Campral hasn't produced much revenue for Forest, and the company didn't even mention it in its recent guidance for the fiscal year that started April 1. For the nine months ended Dec. 31, Campral recorded sales of $15.75 million, or less than 1% of corporate revenue.
Safety & Effectiveness
Alkermes and Cephalon executives believe their drug can not only improve compliance, but also expand the number of people seeking treatment. Alkermes cites research showing that of 18 million Americans who abuse or are dependent on alcohol, only 12% seek treatment. Of those who seek treatment, 75% relapse within 12 months. Treating alcoholism is far more complex than just taking medicine, and all purveyors of prescription alcoholism treatments say counseling is an important component of treatment.

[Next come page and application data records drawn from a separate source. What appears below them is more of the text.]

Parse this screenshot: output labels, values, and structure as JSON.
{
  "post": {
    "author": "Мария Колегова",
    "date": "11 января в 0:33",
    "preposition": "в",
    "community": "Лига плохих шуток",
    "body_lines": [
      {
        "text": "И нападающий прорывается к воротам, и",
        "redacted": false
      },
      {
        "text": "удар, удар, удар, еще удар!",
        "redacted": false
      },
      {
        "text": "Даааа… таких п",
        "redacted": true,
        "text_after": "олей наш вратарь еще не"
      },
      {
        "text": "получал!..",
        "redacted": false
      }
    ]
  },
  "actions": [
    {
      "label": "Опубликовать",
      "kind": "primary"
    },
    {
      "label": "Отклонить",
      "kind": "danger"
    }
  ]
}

The companies also must deal with safety concerns. Both Vivitrol and naltrexone carry black box warnings -- the strongest alert by the FDA -- saying they can cause liver damage. However, the Vivitrol label says the drug "does not appear to be
toxic to the liver at recommended doses."
Analyst Reddoch notes that although labels for naltrexone pills recommend liver-monitoring every three months, the label for Vivitrol doesn't require such monitoring.
Like other analysts, Reddoch didn't change his opinion of Alkermes -- he has an outperform rating -- due to the Vivitrol price announcements. That's because followers of Alkermes like the Cambridge, Mass.-based company's portfolio of products and research. Thomson First Call says there are 10 buy ratings and seven hold ratings.
Alkermes' technology enables
Johnson & Johnson
to sell a long-acting version of its schizophrenia drug Risperdal. Alkermes gets royalty payments for Risperdal Consta, which is injected once every two weeks. Risperdal pills must be taken daily.
Alkermes is working with
to create an inhaled form of insulin. It also is working with Lilly and
to create an extended-release version of Byetta to control blood sugar. Byetta must be injected twice a day; Alkermes is trying to create a once-a-week injectable drug.
"While we believe the premium pricing for Vivitrol adds some risk to the product's upcoming launch," says Andrew Forman of market maker WR Hambrecht, who doesn't own the stock and has a his buy rating, "Alkermes continues to have significant long-term earnings potential with multiple product growth drivers."